Inside the walled city of Kowloon, there were 50,000 residents eked out a grimly living in the most densely populated place on earth. The city was a phenomenon with 33,000 families and business living in more than 300 interconnected high rise buildings, all constructed without the contribution of a single architect. Canadians Greg Girard (The photographer)and his partner Ian Lambot spent 5 years slogged to discover and got themselves familiar with the Chinese city before it was demolished in 1992. The result of their hard-work was the turning up of these stunning, fascinating pictures cleverly and brilliantly captured on the daily life of the people and their neighbourhood.
Kowloon walled city was notorious for crimes and drugs but most of the residents there lived peacefully until it was demolished in early 90s.
Canadian photographer Greg Girard and Ian Lambot spent 5 years getting to know the residents and taking pictures of the densely populated buildings.Mr Liu the postman was assigned to begin work there in 1976; he had no choice but to go. He was one of the very few people knew the in and out of the walled city. He wore a hat to protect him from the constant drippings.
The shrieks of children playing on rooftops were familiarly drowned out by the sounds of jet engines as aircrafts powered through their last 100 meters on the runway of Kai Tak Airport.
For many people living in the upper levels of the city, the roof was an invaluable sanctuary. There it was a lung of fresh air and escape from the claustrophobia of the windowless flats below.
The city, lit up during the night was the scene of the movie Crime Story starring Jackie Chan and included the real scene of building exploding.
A Kowloon Walled City resident who was dissatisfied with compensation pay-outs from the government sat on a pavement in protest as police began the clearing operation.
Food processors admitted they moved into the walled city to benefit from the low rents and to seek refuge from the jurisdiction of government health and sanitary inspectors.
A work place during the day would turn into a living room at night when Hui Tung Choy's wife and two daughters joined him at his noodle business. The children's play and homework space was a flour-encrusted work bench.
Law Yu Yi, aged 90, lived in a small and humid 3rd floor flat with her son's wife off Lung Chun First Alley. The arrangement is typical of traditional Chinese values in which the daughter-in-law look after her aged in laws.
Grocery store owner Chan Pak, 60, in his tiny Lung Chun Back Road. He has a passion for cats, and owned 7 of them when this picture was taken.
This hairdresser put curlers in a customer's hair at a saloon in the walled city. Many people still lived there despite drugs and crime problems.
A child with a grazed knee sat on the counter top in a tiny shop that sold essentials like toilet paper and canned foods. Cigarettes were also displayed in a cabinet.
The area was made up of 300 high-rise interconnected buildings, built without the contribution of any architect, and ungoverned by Hong Kong's health and safety regulations.
Thousands of people went about their lives daily with many making do with what space they had to grow plants or hand wash on their balconies above the busy shops and streets below.

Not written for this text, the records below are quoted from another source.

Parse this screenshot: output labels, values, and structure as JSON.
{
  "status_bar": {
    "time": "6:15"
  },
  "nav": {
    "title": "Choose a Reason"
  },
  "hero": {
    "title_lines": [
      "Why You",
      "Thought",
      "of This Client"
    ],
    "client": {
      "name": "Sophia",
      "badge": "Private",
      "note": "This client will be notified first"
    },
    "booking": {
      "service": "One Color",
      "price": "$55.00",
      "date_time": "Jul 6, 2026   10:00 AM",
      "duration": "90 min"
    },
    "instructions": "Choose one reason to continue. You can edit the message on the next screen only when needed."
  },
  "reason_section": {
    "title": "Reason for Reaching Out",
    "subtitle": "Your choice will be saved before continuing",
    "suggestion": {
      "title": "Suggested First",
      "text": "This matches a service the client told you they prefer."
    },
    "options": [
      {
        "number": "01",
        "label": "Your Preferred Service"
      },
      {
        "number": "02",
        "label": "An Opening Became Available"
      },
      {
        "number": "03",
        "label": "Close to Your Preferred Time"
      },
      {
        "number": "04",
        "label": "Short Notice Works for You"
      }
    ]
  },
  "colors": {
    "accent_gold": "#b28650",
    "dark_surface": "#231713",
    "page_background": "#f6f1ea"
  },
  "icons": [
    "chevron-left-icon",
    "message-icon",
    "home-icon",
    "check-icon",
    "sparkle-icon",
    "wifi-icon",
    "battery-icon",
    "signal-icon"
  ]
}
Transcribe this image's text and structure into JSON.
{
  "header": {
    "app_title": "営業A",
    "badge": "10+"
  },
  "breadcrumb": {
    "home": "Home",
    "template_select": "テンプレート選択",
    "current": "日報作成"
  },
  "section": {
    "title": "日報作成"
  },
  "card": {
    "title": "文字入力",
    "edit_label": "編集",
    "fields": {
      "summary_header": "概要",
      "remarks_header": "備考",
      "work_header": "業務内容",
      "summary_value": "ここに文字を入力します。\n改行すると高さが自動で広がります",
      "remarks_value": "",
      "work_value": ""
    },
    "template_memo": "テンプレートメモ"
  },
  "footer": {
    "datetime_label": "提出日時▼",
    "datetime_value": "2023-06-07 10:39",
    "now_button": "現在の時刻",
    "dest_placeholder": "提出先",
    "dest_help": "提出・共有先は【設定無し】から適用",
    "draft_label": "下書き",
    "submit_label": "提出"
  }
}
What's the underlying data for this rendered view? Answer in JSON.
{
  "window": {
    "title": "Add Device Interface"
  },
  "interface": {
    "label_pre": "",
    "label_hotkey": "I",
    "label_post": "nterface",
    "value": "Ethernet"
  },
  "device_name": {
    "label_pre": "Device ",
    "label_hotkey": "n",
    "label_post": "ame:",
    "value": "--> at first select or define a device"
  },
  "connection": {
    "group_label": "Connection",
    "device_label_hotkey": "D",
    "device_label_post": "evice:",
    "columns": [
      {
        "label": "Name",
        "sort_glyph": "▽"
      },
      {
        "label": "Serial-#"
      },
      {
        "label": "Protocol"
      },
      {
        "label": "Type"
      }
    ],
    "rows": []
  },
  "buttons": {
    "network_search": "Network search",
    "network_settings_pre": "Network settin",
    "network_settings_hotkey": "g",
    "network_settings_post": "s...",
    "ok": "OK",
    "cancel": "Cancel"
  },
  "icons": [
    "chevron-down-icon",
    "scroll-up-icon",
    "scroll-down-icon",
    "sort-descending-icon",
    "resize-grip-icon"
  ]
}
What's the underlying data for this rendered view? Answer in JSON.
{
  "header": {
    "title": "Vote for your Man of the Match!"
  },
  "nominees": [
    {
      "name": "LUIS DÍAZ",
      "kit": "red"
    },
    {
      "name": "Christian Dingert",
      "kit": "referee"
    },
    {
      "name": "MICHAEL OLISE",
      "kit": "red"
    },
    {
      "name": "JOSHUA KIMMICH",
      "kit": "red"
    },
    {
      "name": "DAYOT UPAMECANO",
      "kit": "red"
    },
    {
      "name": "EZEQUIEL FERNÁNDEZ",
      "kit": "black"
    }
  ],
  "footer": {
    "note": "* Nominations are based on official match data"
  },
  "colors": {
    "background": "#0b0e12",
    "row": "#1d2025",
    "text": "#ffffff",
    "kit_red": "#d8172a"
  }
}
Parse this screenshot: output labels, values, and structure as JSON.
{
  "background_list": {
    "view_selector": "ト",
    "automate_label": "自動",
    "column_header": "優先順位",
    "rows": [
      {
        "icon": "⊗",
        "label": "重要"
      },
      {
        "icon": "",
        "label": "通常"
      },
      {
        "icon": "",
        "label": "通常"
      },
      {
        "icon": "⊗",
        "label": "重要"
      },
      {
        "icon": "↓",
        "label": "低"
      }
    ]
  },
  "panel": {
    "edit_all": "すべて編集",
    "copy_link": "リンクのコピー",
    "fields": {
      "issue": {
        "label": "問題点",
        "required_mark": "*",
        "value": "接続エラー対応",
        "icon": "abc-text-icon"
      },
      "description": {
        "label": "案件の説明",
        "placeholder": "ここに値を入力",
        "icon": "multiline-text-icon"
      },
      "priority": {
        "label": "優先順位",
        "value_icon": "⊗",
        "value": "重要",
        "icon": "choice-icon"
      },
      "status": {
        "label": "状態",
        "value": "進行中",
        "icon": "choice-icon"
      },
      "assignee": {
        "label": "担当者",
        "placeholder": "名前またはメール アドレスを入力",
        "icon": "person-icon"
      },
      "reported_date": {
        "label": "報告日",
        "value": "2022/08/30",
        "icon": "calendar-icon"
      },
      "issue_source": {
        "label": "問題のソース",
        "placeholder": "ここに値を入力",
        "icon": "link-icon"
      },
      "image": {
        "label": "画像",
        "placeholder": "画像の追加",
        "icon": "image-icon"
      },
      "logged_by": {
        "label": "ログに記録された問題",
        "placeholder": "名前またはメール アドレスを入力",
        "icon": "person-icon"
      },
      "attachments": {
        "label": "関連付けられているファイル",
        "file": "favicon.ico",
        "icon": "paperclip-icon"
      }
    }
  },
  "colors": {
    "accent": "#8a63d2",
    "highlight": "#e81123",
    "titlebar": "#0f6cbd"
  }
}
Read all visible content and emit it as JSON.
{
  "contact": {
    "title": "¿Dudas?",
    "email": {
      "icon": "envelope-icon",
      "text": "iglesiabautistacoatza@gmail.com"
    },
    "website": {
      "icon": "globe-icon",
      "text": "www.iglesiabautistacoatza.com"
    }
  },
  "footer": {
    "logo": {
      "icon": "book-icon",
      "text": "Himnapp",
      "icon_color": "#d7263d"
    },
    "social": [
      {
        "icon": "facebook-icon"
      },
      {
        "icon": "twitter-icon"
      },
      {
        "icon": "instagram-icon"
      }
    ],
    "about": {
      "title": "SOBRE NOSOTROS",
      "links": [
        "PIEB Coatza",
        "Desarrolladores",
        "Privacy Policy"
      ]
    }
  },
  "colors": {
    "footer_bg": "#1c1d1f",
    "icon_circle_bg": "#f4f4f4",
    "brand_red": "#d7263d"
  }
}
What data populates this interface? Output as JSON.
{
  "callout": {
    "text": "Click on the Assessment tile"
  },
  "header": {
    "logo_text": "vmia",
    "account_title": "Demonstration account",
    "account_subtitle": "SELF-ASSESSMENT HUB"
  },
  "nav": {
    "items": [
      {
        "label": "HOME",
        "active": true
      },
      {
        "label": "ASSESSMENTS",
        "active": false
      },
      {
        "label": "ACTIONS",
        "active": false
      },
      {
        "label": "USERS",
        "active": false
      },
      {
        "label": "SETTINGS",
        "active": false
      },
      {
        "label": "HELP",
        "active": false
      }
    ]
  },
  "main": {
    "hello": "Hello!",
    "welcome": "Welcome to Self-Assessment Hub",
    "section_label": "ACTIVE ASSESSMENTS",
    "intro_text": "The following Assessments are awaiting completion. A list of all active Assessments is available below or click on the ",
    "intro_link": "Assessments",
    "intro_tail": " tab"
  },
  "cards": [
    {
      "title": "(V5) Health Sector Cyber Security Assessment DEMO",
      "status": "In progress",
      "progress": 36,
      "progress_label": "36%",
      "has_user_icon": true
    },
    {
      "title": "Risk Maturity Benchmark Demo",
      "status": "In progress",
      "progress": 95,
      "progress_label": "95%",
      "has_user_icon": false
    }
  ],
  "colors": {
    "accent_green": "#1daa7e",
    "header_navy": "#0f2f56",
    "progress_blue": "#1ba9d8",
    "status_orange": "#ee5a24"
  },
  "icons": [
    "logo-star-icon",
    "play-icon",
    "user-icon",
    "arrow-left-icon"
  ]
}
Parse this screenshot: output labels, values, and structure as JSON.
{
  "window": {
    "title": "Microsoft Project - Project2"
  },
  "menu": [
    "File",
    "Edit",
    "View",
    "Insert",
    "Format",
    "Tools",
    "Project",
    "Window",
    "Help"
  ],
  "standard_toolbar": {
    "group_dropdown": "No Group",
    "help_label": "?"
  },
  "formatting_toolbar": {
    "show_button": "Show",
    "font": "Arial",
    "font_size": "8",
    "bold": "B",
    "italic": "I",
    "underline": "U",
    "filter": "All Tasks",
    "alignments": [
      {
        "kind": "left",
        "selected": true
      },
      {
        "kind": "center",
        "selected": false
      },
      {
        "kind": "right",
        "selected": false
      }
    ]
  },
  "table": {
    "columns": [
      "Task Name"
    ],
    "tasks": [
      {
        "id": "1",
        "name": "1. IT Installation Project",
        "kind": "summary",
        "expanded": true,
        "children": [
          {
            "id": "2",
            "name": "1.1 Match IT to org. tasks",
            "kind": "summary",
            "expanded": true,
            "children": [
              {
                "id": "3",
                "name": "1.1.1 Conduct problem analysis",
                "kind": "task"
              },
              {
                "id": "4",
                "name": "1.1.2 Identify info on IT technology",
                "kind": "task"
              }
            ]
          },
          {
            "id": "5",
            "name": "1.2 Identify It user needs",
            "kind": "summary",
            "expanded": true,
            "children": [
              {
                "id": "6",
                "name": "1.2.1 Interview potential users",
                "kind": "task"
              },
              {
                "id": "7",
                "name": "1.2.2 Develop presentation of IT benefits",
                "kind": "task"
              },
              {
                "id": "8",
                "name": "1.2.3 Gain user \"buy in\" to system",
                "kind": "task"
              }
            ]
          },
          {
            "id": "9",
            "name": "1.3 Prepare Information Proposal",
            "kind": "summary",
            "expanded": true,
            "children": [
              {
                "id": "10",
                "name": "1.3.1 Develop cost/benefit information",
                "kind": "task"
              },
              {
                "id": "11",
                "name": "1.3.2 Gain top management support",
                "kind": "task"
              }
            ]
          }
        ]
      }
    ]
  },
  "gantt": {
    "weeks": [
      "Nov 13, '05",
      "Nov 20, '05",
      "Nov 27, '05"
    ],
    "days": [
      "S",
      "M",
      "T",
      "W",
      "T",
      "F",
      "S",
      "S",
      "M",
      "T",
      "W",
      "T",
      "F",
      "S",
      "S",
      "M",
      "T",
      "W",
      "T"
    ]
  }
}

A rooftop view of the city at night which showed just few of the thousand of TV aerials installed on top of the buildings.
Over time, both the British and Chinese governments found the massive, anarchic city to be increasingly intolerable, despite the low reported crime rate in recent years.
Workers-not restricted by health and safety
regulations prepared their fish for sale.
A wall in a home adorned with clocks
and pictures of relatives.
Daylight barely penetrated the rubbish-strewn grille over the city's Tin Hau Temple which was built in 1951 in an alley off Lo Yan Street.
The government spent around HK$2.7 Billion in compensation to the estimated 33,000 families and businesses. Some were not satisfied and tried to stop the evacuations.
Alan CY Kok